A recent article on Forbes delves into warnings that anyone using highway fast-chargers up to 4 times a day risks damaging their Nissan Leaf batteries. They quote a British university professor, David Greenwood, as saying the EV is “ideal for commuting,” but its limited cooling abilities “make it susceptible to overheating and multiple fast charging.”
They quote Nissan as saying that most buyers of the Nissan Leaf charge their cars at home. Nissan also warns that the use of high-speed chargers should be avoided. But they say charging the battery to 100% before long journeys is “fine.” There is a clear trend and demand for fast-charging EVS, but many competitor manufacturers recommend charging no more than 80%.
They also warn that when drivers consistently raise their speed over 60 mph, the battery range begins to drain away. This doesn’t only apply to the 2022 Nissan Leaf, but to all EVs.
Your Lemon Law Legal Rights
If you have recurring problems with your 2022 Nissan Leaf that are impacting its value or use, you might have bought a lemon. But that doesn’t mean you are necessarily stuck with it. An experienced legal firm like Lemberg Law can help you get the lemon out of your life without you having to pay a cent. Every year, auto manufacturers buy back, replace or pay cash settlements to thousands of ‘lemon’ owners.

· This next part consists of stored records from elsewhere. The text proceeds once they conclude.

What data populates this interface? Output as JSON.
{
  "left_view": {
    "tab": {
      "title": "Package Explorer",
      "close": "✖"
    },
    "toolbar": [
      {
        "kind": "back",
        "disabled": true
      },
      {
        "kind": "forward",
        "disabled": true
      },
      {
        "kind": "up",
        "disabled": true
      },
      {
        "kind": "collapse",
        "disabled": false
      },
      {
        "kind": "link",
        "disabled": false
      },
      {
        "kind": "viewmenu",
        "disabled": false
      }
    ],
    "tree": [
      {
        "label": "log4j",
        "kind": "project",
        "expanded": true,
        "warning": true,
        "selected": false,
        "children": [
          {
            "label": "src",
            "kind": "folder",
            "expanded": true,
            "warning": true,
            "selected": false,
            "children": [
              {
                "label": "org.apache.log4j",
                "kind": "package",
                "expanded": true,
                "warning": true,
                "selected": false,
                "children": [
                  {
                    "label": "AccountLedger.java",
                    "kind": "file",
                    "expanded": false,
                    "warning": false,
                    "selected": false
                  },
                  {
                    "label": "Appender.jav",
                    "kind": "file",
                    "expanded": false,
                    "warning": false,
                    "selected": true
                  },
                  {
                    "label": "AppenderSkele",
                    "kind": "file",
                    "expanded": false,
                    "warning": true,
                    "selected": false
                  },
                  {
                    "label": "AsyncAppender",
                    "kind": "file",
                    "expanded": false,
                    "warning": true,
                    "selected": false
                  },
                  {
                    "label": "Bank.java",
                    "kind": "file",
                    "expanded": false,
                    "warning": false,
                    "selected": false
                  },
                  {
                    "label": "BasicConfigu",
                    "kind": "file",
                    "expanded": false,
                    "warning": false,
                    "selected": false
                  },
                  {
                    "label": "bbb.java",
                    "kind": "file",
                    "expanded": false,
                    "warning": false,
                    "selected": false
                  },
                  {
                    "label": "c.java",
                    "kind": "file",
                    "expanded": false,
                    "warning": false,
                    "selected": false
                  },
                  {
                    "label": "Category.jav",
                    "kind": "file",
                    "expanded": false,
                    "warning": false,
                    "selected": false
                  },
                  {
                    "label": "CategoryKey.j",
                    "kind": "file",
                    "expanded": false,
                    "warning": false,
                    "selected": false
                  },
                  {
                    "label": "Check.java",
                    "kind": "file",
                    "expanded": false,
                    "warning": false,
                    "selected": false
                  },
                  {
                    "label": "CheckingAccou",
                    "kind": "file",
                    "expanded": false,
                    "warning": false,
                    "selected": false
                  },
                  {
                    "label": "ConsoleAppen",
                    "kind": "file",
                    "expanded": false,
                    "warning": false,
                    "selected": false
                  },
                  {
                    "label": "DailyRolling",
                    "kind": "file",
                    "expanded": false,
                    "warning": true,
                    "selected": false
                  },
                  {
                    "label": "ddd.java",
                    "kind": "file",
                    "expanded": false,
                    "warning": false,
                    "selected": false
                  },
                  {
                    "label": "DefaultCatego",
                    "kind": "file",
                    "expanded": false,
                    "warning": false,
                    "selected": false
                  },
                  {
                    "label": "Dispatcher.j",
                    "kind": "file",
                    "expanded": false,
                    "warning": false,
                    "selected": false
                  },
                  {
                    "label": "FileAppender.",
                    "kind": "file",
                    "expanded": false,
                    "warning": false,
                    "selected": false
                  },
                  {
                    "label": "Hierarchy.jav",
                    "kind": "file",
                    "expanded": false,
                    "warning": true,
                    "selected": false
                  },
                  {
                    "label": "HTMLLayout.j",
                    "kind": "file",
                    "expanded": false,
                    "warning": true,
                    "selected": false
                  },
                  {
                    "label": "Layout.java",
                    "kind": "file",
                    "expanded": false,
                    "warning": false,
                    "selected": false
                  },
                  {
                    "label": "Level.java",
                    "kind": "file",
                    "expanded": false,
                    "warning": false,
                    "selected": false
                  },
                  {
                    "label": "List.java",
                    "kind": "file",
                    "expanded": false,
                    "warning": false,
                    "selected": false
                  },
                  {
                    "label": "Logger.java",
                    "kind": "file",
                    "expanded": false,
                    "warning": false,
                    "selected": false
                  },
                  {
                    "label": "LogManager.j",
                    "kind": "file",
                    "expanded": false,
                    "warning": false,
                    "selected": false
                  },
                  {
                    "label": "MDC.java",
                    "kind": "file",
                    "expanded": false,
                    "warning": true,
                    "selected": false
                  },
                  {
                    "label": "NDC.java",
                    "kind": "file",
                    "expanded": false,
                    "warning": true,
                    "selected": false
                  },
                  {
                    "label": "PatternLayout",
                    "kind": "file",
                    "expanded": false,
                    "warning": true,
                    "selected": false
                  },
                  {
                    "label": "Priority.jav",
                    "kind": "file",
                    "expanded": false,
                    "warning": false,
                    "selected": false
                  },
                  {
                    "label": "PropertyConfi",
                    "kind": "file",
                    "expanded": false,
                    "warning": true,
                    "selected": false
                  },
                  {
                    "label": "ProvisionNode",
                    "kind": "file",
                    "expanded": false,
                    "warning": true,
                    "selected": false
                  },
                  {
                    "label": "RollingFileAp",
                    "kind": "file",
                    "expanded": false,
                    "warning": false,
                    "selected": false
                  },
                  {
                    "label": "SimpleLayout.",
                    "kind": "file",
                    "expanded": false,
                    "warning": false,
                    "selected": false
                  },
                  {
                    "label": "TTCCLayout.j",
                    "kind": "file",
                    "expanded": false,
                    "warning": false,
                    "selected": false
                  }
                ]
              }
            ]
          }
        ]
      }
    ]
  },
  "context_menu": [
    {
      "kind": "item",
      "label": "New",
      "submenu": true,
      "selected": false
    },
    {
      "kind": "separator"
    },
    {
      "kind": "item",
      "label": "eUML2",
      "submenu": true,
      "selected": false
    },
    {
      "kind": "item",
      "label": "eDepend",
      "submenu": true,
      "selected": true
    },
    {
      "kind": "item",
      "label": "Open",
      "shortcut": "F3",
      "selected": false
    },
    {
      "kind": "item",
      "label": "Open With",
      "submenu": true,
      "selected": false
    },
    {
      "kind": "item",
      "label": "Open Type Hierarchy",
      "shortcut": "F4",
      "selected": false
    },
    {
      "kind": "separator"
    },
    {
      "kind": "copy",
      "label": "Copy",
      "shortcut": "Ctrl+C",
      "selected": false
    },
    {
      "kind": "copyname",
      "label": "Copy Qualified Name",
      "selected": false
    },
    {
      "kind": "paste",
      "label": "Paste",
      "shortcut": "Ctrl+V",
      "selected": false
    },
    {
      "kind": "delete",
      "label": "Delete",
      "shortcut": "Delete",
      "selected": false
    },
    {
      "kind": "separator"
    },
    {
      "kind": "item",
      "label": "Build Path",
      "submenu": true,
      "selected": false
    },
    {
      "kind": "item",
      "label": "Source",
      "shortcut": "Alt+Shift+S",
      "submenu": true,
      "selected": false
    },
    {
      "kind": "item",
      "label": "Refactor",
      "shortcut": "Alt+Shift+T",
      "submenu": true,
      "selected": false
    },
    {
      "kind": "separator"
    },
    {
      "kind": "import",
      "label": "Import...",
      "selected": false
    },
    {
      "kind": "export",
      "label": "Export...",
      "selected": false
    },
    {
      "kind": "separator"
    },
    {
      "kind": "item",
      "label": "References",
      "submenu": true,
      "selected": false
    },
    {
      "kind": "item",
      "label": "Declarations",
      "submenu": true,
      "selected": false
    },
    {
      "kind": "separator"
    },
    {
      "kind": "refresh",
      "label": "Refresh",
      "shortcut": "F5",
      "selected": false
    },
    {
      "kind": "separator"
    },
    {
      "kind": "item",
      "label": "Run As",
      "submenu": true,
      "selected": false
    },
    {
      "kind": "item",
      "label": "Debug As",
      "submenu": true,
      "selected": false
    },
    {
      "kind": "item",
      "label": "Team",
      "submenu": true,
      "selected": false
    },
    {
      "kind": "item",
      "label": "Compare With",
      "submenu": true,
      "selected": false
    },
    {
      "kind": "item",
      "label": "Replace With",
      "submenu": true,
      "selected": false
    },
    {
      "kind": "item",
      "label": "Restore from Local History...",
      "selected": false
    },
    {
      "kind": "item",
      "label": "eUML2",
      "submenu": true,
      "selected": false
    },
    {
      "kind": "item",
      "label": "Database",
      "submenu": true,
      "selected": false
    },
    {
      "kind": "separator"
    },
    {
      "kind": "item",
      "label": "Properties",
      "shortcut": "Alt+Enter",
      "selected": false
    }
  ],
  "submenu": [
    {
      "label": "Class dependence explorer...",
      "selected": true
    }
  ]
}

The law makes Nissan pay the legal fees of lemon law cases, so if you’d like us to assess your problems, please call our Helpline. Alternatively, you can fill out a contact form and we’ll get back to you asap.